## EXERCISE REQUIREMENTS
Your task is to copy each line of the material below that includes "HEAD".

## PROVIDED INFORMATION
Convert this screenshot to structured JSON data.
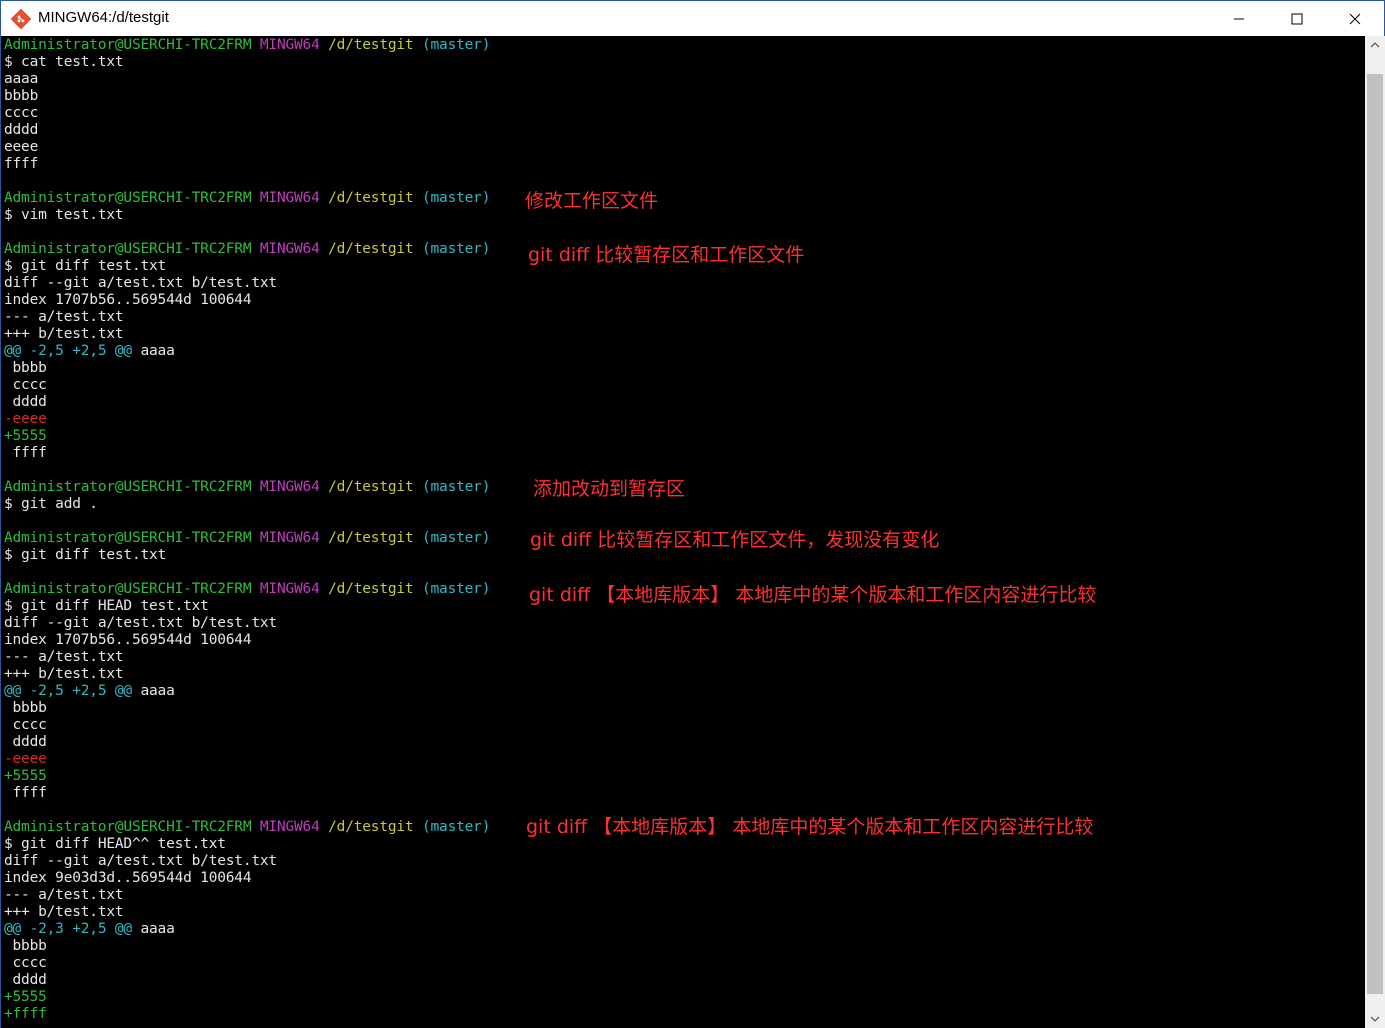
{
  "window": {
    "title": "MINGW64:/d/testgit"
  },
  "prompt": {
    "user": "Administrator@USERCHI-TRC2FRM",
    "env": "MINGW64",
    "path": "/d/testgit",
    "branch": "(master)"
  },
  "lines": {
    "l1_cmd": "$ cat test.txt",
    "l1_o1": "aaaa",
    "l1_o2": "bbbb",
    "l1_o3": "cccc",
    "l1_o4": "dddd",
    "l1_o5": "eeee",
    "l1_o6": "ffff",
    "l2_cmd": "$ vim test.txt",
    "l3_cmd": "$ git diff test.txt",
    "l3_d1": "diff --git a/test.txt b/test.txt",
    "l3_d2": "index 1707b56..569544d 100644",
    "l3_d3": "--- a/test.txt",
    "l3_d4": "+++ b/test.txt",
    "l3_hunk": "@@ -2,5 +2,5 @@",
    "l3_hunk_ctx": " aaaa",
    "l3_c1": " bbbb",
    "l3_c2": " cccc",
    "l3_c3": " dddd",
    "l3_del": "-eeee",
    "l3_add": "+5555",
    "l3_c4": " ffff",
    "l4_cmd": "$ git add .",
    "l5_cmd": "$ git diff test.txt",
    "l6_cmd": "$ git diff HEAD test.txt",
    "l6_d1": "diff --git a/test.txt b/test.txt",
    "l6_d2": "index 1707b56..569544d 100644",
    "l6_d3": "--- a/test.txt",
    "l6_d4": "+++ b/test.txt",
    "l6_hunk": "@@ -2,5 +2,5 @@",
    "l6_hunk_ctx": " aaaa",
    "l6_c1": " bbbb",
    "l6_c2": " cccc",
    "l6_c3": " dddd",
    "l6_del": "-eeee",
    "l6_add": "+5555",
    "l6_c4": " ffff",
    "l7_cmd": "$ git diff HEAD^^ test.txt",
    "l7_d1": "diff --git a/test.txt b/test.txt",
    "l7_d2": "index 9e03d3d..569544d 100644",
    "l7_d3": "--- a/test.txt",
    "l7_d4": "+++ b/test.txt",
    "l7_hunk": "@@ -2,3 +2,5 @@",
    "l7_hunk_ctx": " aaaa",
    "l7_c1": " bbbb",
    "l7_c2": " cccc",
    "l7_c3": " dddd",
    "l7_add1": "+5555",
    "l7_add2": "+ffff"
  },
  "notes": {
    "n1": "修改工作区文件",
    "n2": "git diff 比较暂存区和工作区文件",
    "n3": "添加改动到暂存区",
    "n4": "git diff 比较暂存区和工作区文件，发现没有变化",
    "n5": "git diff 【本地库版本】 本地库中的某个版本和工作区内容进行比较",
    "n6": "git diff 【本地库版本】 本地库中的某个版本和工作区内容进行比较"
  },
  "colors": {
    "prompt_user": "#2fbc3d",
    "prompt_env": "#c13cbf",
    "prompt_path": "#c6c93a",
    "prompt_branch": "#2fb9c4",
    "diff_hunk": "#2fb9c4",
    "diff_del": "#d12d2d",
    "diff_add": "#2fbc3d",
    "note": "#ff3030"
  },
  "icons": {
    "app": "git-bash-icon",
    "minimize": "minimize-icon",
    "maximize": "maximize-icon",
    "close": "close-icon",
    "scroll_up": "scroll-up-arrow-icon",
    "scroll_down": "scroll-down-arrow-icon"
  }
}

## FINISHED TASK
    "l6_cmd": "$ git diff HEAD test.txt",
    "l7_cmd": "$ git diff HEAD^^ test.txt",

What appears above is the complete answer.